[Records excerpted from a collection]
# # # # #
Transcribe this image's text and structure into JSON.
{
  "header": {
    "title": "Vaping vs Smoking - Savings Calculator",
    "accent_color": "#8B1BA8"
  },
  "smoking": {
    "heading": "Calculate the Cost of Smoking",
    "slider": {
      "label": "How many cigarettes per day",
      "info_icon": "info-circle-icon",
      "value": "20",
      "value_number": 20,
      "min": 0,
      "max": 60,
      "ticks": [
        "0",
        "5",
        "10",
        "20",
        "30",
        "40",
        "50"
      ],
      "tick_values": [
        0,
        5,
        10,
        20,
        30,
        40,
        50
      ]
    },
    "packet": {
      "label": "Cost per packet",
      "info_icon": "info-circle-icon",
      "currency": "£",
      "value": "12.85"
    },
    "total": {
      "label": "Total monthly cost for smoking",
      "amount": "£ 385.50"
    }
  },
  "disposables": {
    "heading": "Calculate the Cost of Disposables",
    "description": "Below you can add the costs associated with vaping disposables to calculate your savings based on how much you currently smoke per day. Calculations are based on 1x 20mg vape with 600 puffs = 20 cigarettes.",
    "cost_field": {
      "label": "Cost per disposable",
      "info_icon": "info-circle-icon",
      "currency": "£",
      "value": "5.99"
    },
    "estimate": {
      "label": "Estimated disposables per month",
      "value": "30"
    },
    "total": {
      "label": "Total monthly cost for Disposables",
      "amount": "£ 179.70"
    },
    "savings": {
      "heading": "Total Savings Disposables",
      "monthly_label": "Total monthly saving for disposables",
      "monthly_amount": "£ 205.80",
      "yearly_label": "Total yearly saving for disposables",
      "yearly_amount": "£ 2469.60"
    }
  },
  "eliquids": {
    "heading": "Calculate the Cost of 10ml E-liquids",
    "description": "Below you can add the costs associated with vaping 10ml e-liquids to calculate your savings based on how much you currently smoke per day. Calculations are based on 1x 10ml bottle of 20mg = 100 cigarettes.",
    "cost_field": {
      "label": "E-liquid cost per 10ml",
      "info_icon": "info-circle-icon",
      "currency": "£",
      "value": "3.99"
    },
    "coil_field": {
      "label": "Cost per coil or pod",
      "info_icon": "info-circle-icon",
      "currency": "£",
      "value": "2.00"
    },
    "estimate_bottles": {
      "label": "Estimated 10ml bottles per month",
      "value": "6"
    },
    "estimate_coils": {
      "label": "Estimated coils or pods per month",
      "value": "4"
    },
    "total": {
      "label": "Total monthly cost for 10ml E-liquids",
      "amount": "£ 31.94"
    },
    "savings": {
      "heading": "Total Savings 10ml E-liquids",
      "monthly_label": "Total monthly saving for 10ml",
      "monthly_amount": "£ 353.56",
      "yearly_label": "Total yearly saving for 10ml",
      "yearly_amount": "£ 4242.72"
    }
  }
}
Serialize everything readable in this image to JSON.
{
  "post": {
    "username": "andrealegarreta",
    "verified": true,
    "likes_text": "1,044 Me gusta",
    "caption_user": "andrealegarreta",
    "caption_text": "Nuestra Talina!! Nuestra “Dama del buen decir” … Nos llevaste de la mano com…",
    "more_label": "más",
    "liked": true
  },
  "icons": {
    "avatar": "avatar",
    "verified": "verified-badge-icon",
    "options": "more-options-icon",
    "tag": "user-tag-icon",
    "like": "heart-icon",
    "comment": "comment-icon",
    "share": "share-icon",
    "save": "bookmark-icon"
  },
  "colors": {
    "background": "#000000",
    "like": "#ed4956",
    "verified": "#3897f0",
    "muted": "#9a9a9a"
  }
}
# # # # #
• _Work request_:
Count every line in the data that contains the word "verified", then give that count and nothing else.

• _Solution_:
3